She was sitting on the ground and needed a hug and someone to play with, so I sat by her and we hugged and played and kissed each other. I rubbed my fingers through her cute, stiff straw-like course hair. And she rolled over and tumbled like a ball many times, and bit and scratched me.
But personally playing with a year-old panda in China at one of the 2 breeding and research centers was a once-in-a-lifetime experience and a dream come true for me, because I think the giant panda is the number one cutest and most precious animal in the world. And I was so fortunate to get to play with one when I toured with the San Diego Zoo to Wolong, China (now Bifengxia Panda Base since May 23, 2008 when Wolong was destroyed by an earthquake) to see pandas. We even played patty-cakes.
Besides playing with a panda, we were allowed to see Hua Mei, Bai Yun’s first American-born panda at the San Diego Zoo, who was then at Wolong and had just given birth to twins. The twins were 3 weeks old and observing one in the incubator was like looking at a stick of butter, except it was pink. Wrapped in a blanket under a heat lamp in an incubator, the panda nursery looked like a human baby nursery in any hospital. And the nursery was attended just like a human baby intensive care unit in our hospitals. We observed the baby sleeping in an incubator through a huge glass window just like we would in a hospital baby nursery. The room was spic and span, clean and white.
But seeing American born Hua Mei in a corner of her big room-den, sitting up so big black and white, grand and tall looking, and nursing her other twin was just the cutest most rewarding experience of the entire adventure. We had to be silent and non-intrusive so as not to disturb her nursing session, so we peeked through a 6-inch crack in the door. She nursed one at a time and while doing so, the other twin was in the incubator.
Seeing 40 more adult pandas at the breeding and research center couldn’t match that. However, it was a joy to see each adult panda in their own large private open yard and house. One vivid memory from the tour of pandas at Wolong (now Bifengxia) in their own environment was a panda in her house. Through the big glass windows in the house, I could see the panda sitting with her big round black and white head and 2 ears sticking up. It was just too cute.
But I didn’t get to play with just one panda. I got to play with 7 young pandas that were in their play yard on their climbing equipment. They were so busy climbing and tumbling and just doing their thing but they made time for us all. Each panda was ready to pose with us for our photo and even posed one-on-one for our Christmas card. Whatever we wanted, they were ready to perform.
We had to move on, though, because it was time for the 7 young pandas to eat. They were given a milk-looking cereal food specially formulated for them. Each one was given a pan full of it and down they came from the play equipment. One drank the potion and another picked up the pan and dumped the contents on the ground. Two had a little dispute over the food and another sat and ate. I had to remind myself that the precious panda bears’ behavior was like animals as they were animals. They ended their meal with white faces and cereal formula all over them.

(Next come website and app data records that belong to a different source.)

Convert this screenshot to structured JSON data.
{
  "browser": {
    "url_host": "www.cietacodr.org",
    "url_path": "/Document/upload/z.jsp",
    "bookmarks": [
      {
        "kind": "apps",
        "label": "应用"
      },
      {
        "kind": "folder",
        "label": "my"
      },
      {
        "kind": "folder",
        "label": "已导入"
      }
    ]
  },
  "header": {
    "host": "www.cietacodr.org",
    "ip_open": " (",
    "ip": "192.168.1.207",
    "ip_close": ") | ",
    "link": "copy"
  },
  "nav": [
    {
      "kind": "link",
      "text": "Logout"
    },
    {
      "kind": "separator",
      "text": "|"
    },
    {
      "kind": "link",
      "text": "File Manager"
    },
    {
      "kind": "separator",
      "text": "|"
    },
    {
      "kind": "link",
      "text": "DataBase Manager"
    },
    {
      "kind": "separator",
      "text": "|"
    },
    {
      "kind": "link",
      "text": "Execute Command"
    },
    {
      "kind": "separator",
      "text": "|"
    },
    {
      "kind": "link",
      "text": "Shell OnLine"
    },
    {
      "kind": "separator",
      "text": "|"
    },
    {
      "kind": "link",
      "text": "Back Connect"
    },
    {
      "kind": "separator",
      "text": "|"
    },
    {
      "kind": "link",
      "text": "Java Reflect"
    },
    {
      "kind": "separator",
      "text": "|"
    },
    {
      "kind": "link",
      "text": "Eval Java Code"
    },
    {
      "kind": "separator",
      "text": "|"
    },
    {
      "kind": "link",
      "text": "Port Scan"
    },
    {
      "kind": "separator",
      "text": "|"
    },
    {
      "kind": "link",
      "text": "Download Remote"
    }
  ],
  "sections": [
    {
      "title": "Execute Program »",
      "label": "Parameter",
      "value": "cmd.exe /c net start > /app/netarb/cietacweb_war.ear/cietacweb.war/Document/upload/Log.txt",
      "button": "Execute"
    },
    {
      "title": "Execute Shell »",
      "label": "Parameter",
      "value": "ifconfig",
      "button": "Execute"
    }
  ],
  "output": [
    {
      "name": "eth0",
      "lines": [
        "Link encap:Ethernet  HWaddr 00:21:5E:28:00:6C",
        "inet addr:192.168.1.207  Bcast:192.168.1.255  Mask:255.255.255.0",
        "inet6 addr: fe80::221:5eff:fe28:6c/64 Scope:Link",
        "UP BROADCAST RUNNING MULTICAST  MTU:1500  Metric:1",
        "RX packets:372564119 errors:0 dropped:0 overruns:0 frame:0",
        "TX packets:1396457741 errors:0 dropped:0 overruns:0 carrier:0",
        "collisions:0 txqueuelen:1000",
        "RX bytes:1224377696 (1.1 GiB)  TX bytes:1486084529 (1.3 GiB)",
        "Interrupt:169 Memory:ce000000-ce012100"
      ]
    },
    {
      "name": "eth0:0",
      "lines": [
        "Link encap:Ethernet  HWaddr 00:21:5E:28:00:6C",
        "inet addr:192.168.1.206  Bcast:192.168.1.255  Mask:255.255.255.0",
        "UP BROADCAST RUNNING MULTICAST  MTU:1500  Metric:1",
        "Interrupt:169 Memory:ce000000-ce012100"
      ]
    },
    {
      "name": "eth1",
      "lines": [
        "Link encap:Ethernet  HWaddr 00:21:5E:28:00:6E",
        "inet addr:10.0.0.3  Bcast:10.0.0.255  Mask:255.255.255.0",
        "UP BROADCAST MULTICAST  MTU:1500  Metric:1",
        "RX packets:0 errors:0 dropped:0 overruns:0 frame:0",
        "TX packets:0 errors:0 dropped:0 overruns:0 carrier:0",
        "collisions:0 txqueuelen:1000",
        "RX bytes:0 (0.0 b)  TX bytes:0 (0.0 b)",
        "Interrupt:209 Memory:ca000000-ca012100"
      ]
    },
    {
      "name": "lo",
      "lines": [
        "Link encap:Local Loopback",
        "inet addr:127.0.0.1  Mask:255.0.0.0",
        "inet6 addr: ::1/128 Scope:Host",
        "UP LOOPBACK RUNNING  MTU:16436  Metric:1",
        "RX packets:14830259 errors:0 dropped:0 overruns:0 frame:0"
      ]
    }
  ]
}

But before this animal adventure was over, there was one more surprise. We were taken to see a Golden Monkey, which is rarer than a panda. I had never seen one. The orange and white monkey was about 3 feet tall and lives only in China. When I saw him, I learned that they did not exist in the Western Hemisphere yet, but efforts were being made to get them there. What a handsome, beautiful monkey he was. Little did we know that more precious pandas were to follow.
And the final surprise was a visit to the Chengdu Giant Panda Breeding and Research Center in China. Besides seeing another 50 pandas in their wide open habitat, we learned about the special foods that are made for the pandas. Custom-made pellets were full of vitamins and nutrition pandas need to be healthy. And infant pandas needed special baby formulas to survive. Cow’s milk was not giving a baby panda nutrition so the special foods were formulated.
But getting to play, hug and kiss a baby panda for 15 minutes in China shall forever remain the pinnacle of my life.